YOUR INSTRUCTIONS →
Where does the word "children" show up in the data? Please find each such line and copy it.

Dataset rows describing interfaces
- Opening Delimiter -

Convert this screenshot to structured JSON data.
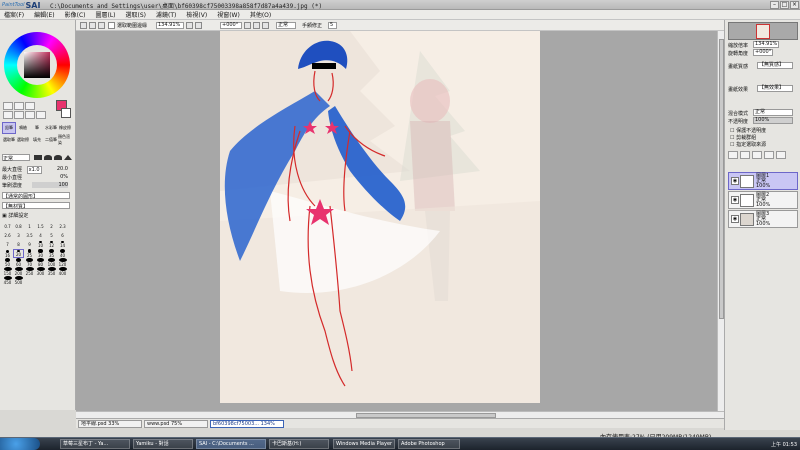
{
  "window": {
    "logo_prefix": "PaintTool",
    "logo_name": "SAI",
    "title": "C:\\Documents and Settings\\user\\桌面\\bf60398cf75003398a858f7d87a4a439.jpg (*)"
  },
  "menu": [
    "檔案(F)",
    "編輯(E)",
    "影像(C)",
    "圖層(L)",
    "選取(S)",
    "濾鏡(T)",
    "檢視(V)",
    "視窗(W)",
    "其他(O)"
  ],
  "toolbar": {
    "select_label": "選取範圍邊緣",
    "zoom": "134.91%",
    "angle": "+000°",
    "mode": "正常",
    "stabilizer_label": "手顫修正",
    "stabilizer_value": "5"
  },
  "left": {
    "tool_labels": [
      "鉛筆",
      "噴槍",
      "筆",
      "水彩筆",
      "橡皮擦",
      "選取筆",
      "選取擦",
      "填充",
      "二值筆",
      "顏色渲染"
    ],
    "blend_mode": "正常",
    "max_size_label": "最大直徑",
    "max_size_mult": "x1.0",
    "max_size_value": "20.0",
    "min_size_label": "最小直徑",
    "min_size_value": "0%",
    "density_label": "筆刷濃度",
    "density_value": "100",
    "shape_label": "【通常的圓形】",
    "texture_label": "【無材質】",
    "detail_label": "詳細設定",
    "brush_sizes": [
      "0.7",
      "0.8",
      "1",
      "1.5",
      "2",
      "2.3",
      "2.6",
      "3",
      "3.5",
      "4",
      "5",
      "6",
      "7",
      "8",
      "9",
      "10",
      "12",
      "14",
      "16",
      "20",
      "25",
      "30",
      "35",
      "40",
      "50",
      "60",
      "70",
      "80",
      "100",
      "120",
      "150",
      "200",
      "250",
      "300",
      "350",
      "400",
      "450",
      "500"
    ]
  },
  "right": {
    "zoom_label": "縮放倍率",
    "zoom_value": "134.91%",
    "rotate_label": "旋轉角度",
    "rotate_value": "+000°",
    "paper_texture_label": "畫紙質感",
    "paper_texture_value": "【無質感】",
    "paper_effect_label": "畫紙效果",
    "paper_effect_value": "【無效果】",
    "blend_label": "混合模式",
    "blend_value": "正常",
    "opacity_label": "不透明度",
    "opacity_value": "100%",
    "options": [
      "保護不透明度",
      "剪裁群組",
      "指定選取來源"
    ],
    "layers": [
      {
        "name": "圖層1",
        "mode": "正常",
        "opacity": "100%"
      },
      {
        "name": "圖層2",
        "mode": "正常",
        "opacity": "100%"
      },
      {
        "name": "圖層3",
        "mode": "正常",
        "opacity": "100%"
      }
    ]
  },
  "documents": [
    {
      "name": "地平線.psd",
      "zoom": "33%"
    },
    {
      "name": "www.psd",
      "zoom": "75%"
    },
    {
      "name": "bf60398cf75003...",
      "zoom": "134%"
    }
  ],
  "status": "內存使用率:27% (已用209MB/1249MB)",
  "taskbar": {
    "items": [
      "草莓三星布丁 - Ya...",
      "Yamiku - 對話",
      "SAI - C:\\Documents ...",
      "卡巴斯基(H:)",
      "Windows Media Player",
      "Adobe Photoshop"
    ],
    "clock": "上午 01:53"
  },
  "colors": {
    "primary": "#e8336e",
    "secondary": "#ffffff",
    "layer_selected": "#c9c6f4",
    "ink_blue": "#1f5ccc",
    "ink_red": "#d42a2a"
  }
}
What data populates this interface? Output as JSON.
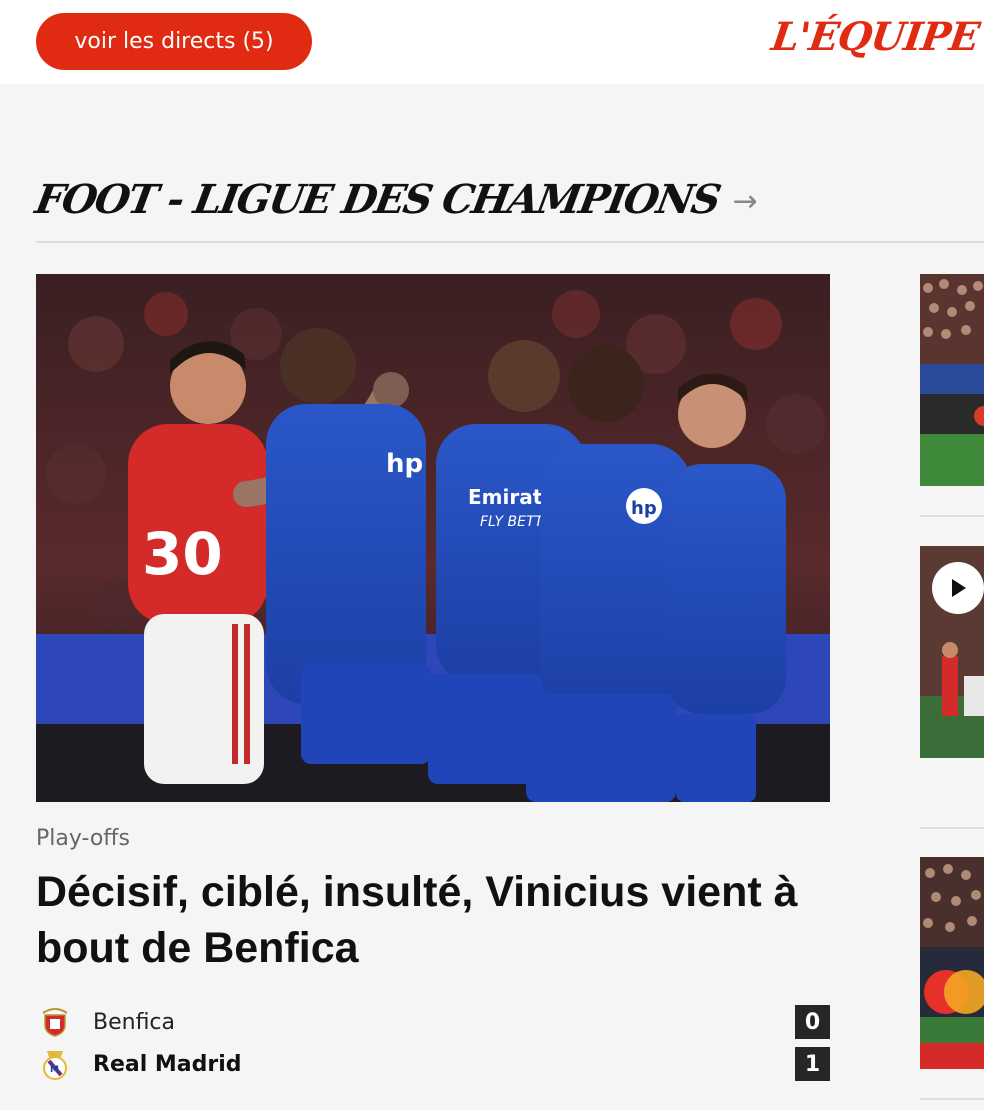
{
  "header": {
    "live_button_label": "voir les directs (5)",
    "logo_text": "L'ÉQUIPE",
    "brand_color": "#e02b12"
  },
  "section": {
    "title": "FOOT - LIGUE DES CHAMPIONS",
    "arrow_icon": "arrow-right-icon"
  },
  "article": {
    "kicker": "Play-offs",
    "headline": "Décisif, ciblé, insulté, Vinicius vient à bout de Benfica",
    "image_description_icon": "photo"
  },
  "match": {
    "teams": [
      {
        "name": "Benfica",
        "score": "0",
        "winner": false,
        "crest_icon": "benfica-crest-icon"
      },
      {
        "name": "Real Madrid",
        "score": "1",
        "winner": true,
        "crest_icon": "real-madrid-crest-icon"
      }
    ]
  },
  "sidebar": {
    "thumbnails": [
      {
        "kind": "image"
      },
      {
        "kind": "video",
        "icon": "play-icon"
      },
      {
        "kind": "image"
      }
    ]
  }
}
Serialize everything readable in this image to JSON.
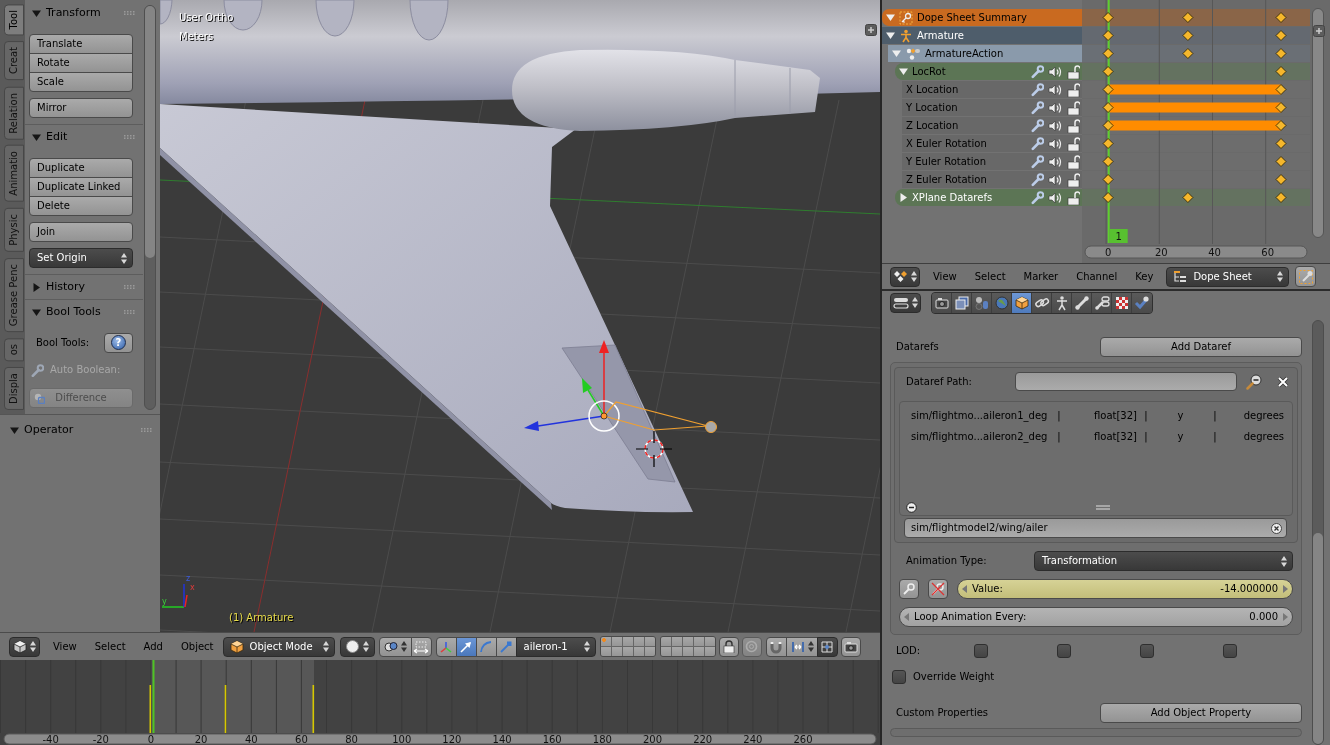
{
  "tool_shelf": {
    "tabs": [
      {
        "label": "Tool",
        "selected": true
      },
      {
        "label": "Creat",
        "selected": false
      },
      {
        "label": "Relation",
        "selected": false
      },
      {
        "label": "Animatio",
        "selected": false
      },
      {
        "label": "Physic",
        "selected": false
      },
      {
        "label": "Grease Penc",
        "selected": false
      },
      {
        "label": "os",
        "selected": false
      },
      {
        "label": "Displa",
        "selected": false
      }
    ],
    "panels": [
      {
        "title": "Transform",
        "expanded": true,
        "items": [
          {
            "kind": "button_group",
            "disabled": false,
            "buttons": [
              "Translate",
              "Rotate",
              "Scale"
            ]
          },
          {
            "kind": "button_group",
            "disabled": false,
            "buttons": [
              "Mirror"
            ]
          }
        ]
      },
      {
        "title": "Edit",
        "expanded": true,
        "items": [
          {
            "kind": "button_group",
            "disabled": false,
            "buttons": [
              "Duplicate",
              "Duplicate Linked",
              "Delete"
            ]
          },
          {
            "kind": "button_group",
            "disabled": false,
            "buttons": [
              "Join"
            ]
          },
          {
            "kind": "dropdown",
            "disabled": false,
            "label": "Set Origin"
          }
        ]
      },
      {
        "title": "History",
        "expanded": false
      },
      {
        "title": "Bool Tools",
        "expanded": true,
        "items": [
          {
            "kind": "help_row",
            "disabled": false,
            "label": "Bool Tools:",
            "symbol": "?"
          },
          {
            "kind": "tool_label",
            "disabled": true,
            "label": "Auto Boolean:"
          },
          {
            "kind": "icon_button_group",
            "disabled": true,
            "buttons": [
              "Difference"
            ]
          }
        ]
      }
    ],
    "operator_panel": {
      "title": "Operator",
      "expanded": true
    }
  },
  "viewport": {
    "view_name": "User Ortho",
    "units": "Meters",
    "active_object": {
      "label": "(1) Armature",
      "keyed": true
    },
    "axis_labels": [
      "z",
      "x",
      "y"
    ]
  },
  "view3d_header": {
    "menus": [
      "View",
      "Select",
      "Add",
      "Object"
    ],
    "mode": "Object Mode",
    "manipulators": [
      {
        "on": false
      },
      {
        "on": true
      },
      {
        "on": false
      },
      {
        "on": false
      }
    ],
    "orientation": "aileron-1",
    "layers": [
      {
        "used": true
      },
      {
        "used": false
      },
      {
        "used": false
      },
      {
        "used": false
      },
      {
        "used": false
      },
      {
        "used": false
      },
      {
        "used": false
      },
      {
        "used": false
      },
      {
        "used": false
      },
      {
        "used": false
      },
      {
        "used": false
      },
      {
        "used": false
      },
      {
        "used": false
      },
      {
        "used": false
      },
      {
        "used": false
      },
      {
        "used": false
      },
      {
        "used": false
      },
      {
        "used": false
      },
      {
        "used": false
      },
      {
        "used": false
      }
    ]
  },
  "timeline": {
    "keyframe_marks": [
      {
        "on": true
      },
      {
        "on": true
      },
      {
        "on": true
      }
    ],
    "ruler_labels": [
      "-40",
      "-20",
      "0",
      "20",
      "40",
      "60",
      "80",
      "100",
      "120",
      "140",
      "160",
      "180",
      "200",
      "220",
      "240",
      "260"
    ]
  },
  "dope_sheet": {
    "channels": [
      {
        "label": "Dope Sheet Summary",
        "kind": "summary",
        "expanded": true,
        "selected": false,
        "keyframes": [
          true,
          true,
          true
        ],
        "children": [
          {
            "label": "Armature",
            "kind": "object",
            "expanded": true,
            "selected": true,
            "keyframes": [
              true,
              true,
              true
            ],
            "children": [
              {
                "label": "ArmatureAction",
                "kind": "action",
                "expanded": true,
                "selected": false,
                "keyframes": [
                  true,
                  true,
                  true
                ],
                "children": [
                  {
                    "label": "LocRot",
                    "kind": "group",
                    "expanded": true,
                    "selected": false,
                    "muted": false,
                    "locked": false,
                    "keyframes": [
                      true,
                      false,
                      true
                    ],
                    "children": [
                      {
                        "label": "X Location",
                        "kind": "fcurve",
                        "selected": false,
                        "muted": false,
                        "locked": false,
                        "keyframes": [
                          true,
                          false,
                          true
                        ],
                        "hold": true
                      },
                      {
                        "label": "Y Location",
                        "kind": "fcurve",
                        "selected": false,
                        "muted": false,
                        "locked": false,
                        "keyframes": [
                          true,
                          false,
                          true
                        ],
                        "hold": true
                      },
                      {
                        "label": "Z Location",
                        "kind": "fcurve",
                        "selected": false,
                        "muted": false,
                        "locked": false,
                        "keyframes": [
                          true,
                          false,
                          true
                        ],
                        "hold": true
                      },
                      {
                        "label": "X Euler Rotation",
                        "kind": "fcurve",
                        "selected": false,
                        "muted": false,
                        "locked": false,
                        "keyframes": [
                          true,
                          false,
                          true
                        ],
                        "hold": false
                      },
                      {
                        "label": "Y Euler Rotation",
                        "kind": "fcurve",
                        "selected": false,
                        "muted": false,
                        "locked": false,
                        "keyframes": [
                          true,
                          false,
                          true
                        ],
                        "hold": false
                      },
                      {
                        "label": "Z Euler Rotation",
                        "kind": "fcurve",
                        "selected": false,
                        "muted": false,
                        "locked": false,
                        "keyframes": [
                          true,
                          false,
                          true
                        ],
                        "hold": false
                      }
                    ]
                  },
                  {
                    "label": "XPlane Datarefs",
                    "kind": "group",
                    "expanded": false,
                    "selected": true,
                    "muted": false,
                    "locked": false,
                    "keyframes": [
                      true,
                      true,
                      true
                    ]
                  }
                ]
              }
            ]
          }
        ]
      }
    ],
    "current_frame": "1",
    "ruler_labels": [
      "0",
      "20",
      "40",
      "60"
    ],
    "header": {
      "menus": [
        "View",
        "Select",
        "Marker",
        "Channel",
        "Key"
      ],
      "mode": "Dope Sheet"
    }
  },
  "properties": {
    "context_tabs": [
      {
        "selected": false
      },
      {
        "selected": false
      },
      {
        "selected": false
      },
      {
        "selected": false
      },
      {
        "selected": true
      },
      {
        "selected": false
      },
      {
        "selected": false
      },
      {
        "selected": false
      },
      {
        "selected": false
      },
      {
        "selected": false
      },
      {
        "selected": false
      }
    ],
    "datarefs": {
      "label": "Datarefs",
      "button": "Add Dataref"
    },
    "dataref_path": {
      "label": "Dataref Path:"
    },
    "dataref_list": {
      "rows": [
        {
          "cells": [
            "sim/flightmo...aileron1_deg",
            "|",
            "float[32]",
            "|",
            "y",
            "|",
            "degrees"
          ]
        },
        {
          "cells": [
            "sim/flightmo...aileron2_deg",
            "|",
            "float[32]",
            "|",
            "y",
            "|",
            "degrees"
          ]
        }
      ]
    },
    "dataref_field": {
      "value": "sim/flightmodel2/wing/ailer"
    },
    "animation_type": {
      "label": "Animation Type:",
      "value": "Transformation"
    },
    "value_field": {
      "label": "Value:",
      "value": "-14.000000",
      "keyed": true
    },
    "loop_field": {
      "label": "Loop Animation Every:",
      "value": "0.000"
    },
    "lod": {
      "label": "LOD:",
      "checkboxes": [
        {
          "checked": false
        },
        {
          "checked": false
        },
        {
          "checked": false
        },
        {
          "checked": false
        }
      ]
    },
    "override_weight": {
      "label": "Override Weight",
      "checked": false
    },
    "custom_properties": {
      "label": "Custom Properties",
      "button": "Add Object Property"
    }
  }
}
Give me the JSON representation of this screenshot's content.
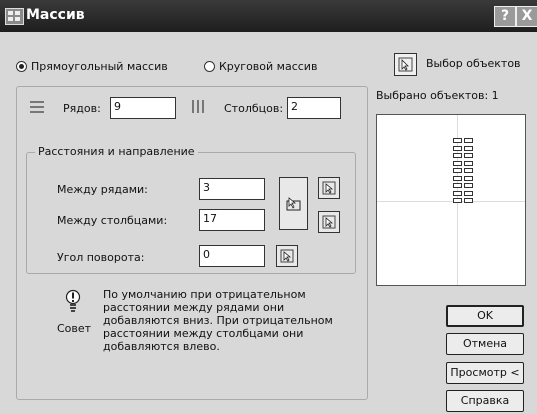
{
  "window": {
    "title": "Массив",
    "help_glyph": "?",
    "close_glyph": "X"
  },
  "mode": {
    "rect_label": "Прямоугольный массив",
    "polar_label": "Круговой массив",
    "selected": "rect"
  },
  "rows": {
    "label": "Рядов:",
    "value": "9"
  },
  "cols": {
    "label": "Столбцов:",
    "value": "2"
  },
  "offset_group": {
    "legend": "Расстояния и направление",
    "row_offset_label": "Между рядами:",
    "row_offset_value": "3",
    "col_offset_label": "Между столбцами:",
    "col_offset_value": "17",
    "angle_label": "Угол поворота:",
    "angle_value": "0"
  },
  "tip": {
    "label": "Совет",
    "text": "По умолчанию при отрицательном расстоянии между рядами они добавляются вниз. При отрицательном расстоянии между столбцами они добавляются влево."
  },
  "selection": {
    "select_label": "Выбор объектов",
    "count_label": "Выбрано объектов: 1"
  },
  "buttons": {
    "ok": "OK",
    "cancel": "Отмена",
    "preview": "Просмотр <",
    "help": "Справка"
  }
}
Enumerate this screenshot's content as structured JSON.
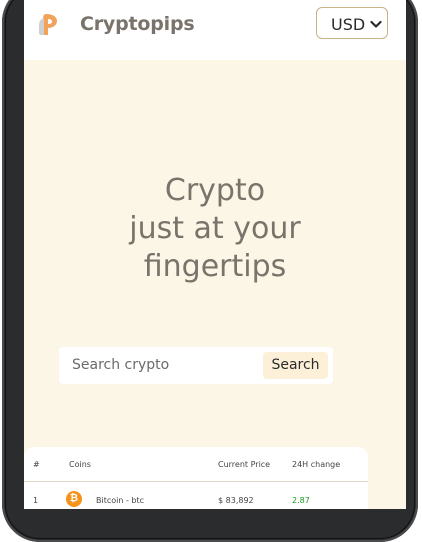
{
  "header": {
    "brand": "Cryptopips",
    "currency": {
      "selected": "USD"
    }
  },
  "hero": {
    "line1": "Crypto",
    "line2": "just at your",
    "line3": "fingertips"
  },
  "search": {
    "placeholder": "Search crypto",
    "button_label": "Search"
  },
  "table": {
    "headers": [
      "#",
      "Coins",
      "Current Price",
      "24H change"
    ],
    "rows": [
      {
        "rank": "1",
        "icon": "bitcoin-icon",
        "coin": "Bitcoin - btc",
        "price": "$ 83,892",
        "change": "2.87",
        "change_color": "#1f9a1f"
      }
    ]
  },
  "colors": {
    "page_bg": "#fcf6e6",
    "brand_text": "#7a736b",
    "accent_border": "#c9b388",
    "search_button_bg": "#fcf1d8",
    "bitcoin_orange": "#f7931a"
  }
}
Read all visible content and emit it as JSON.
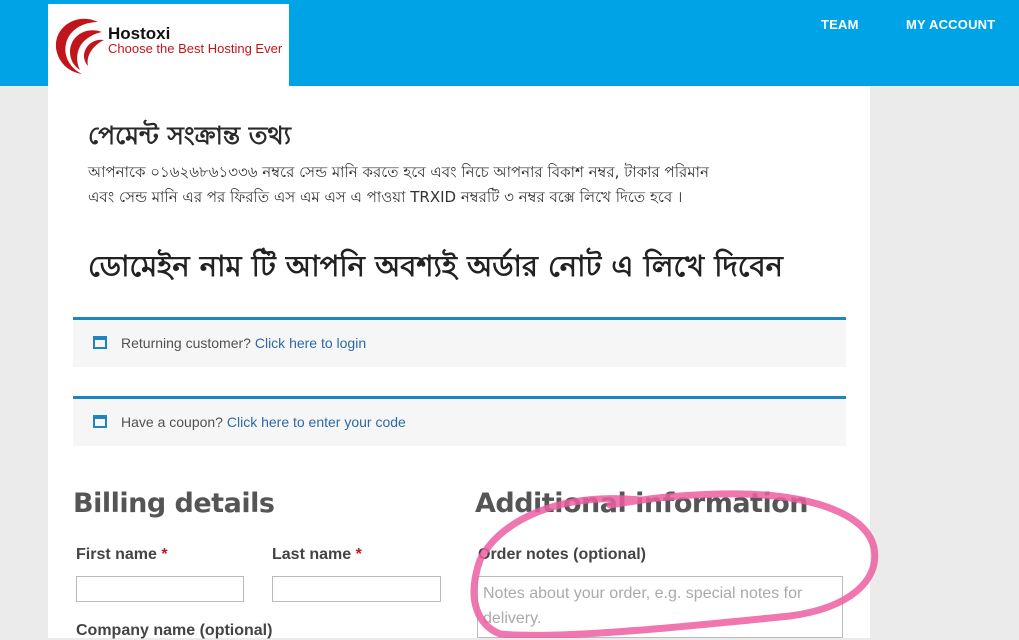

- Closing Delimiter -

SOLVED EXERCISE →
        "children": [
            "children": [
                "children": [
                    "children": [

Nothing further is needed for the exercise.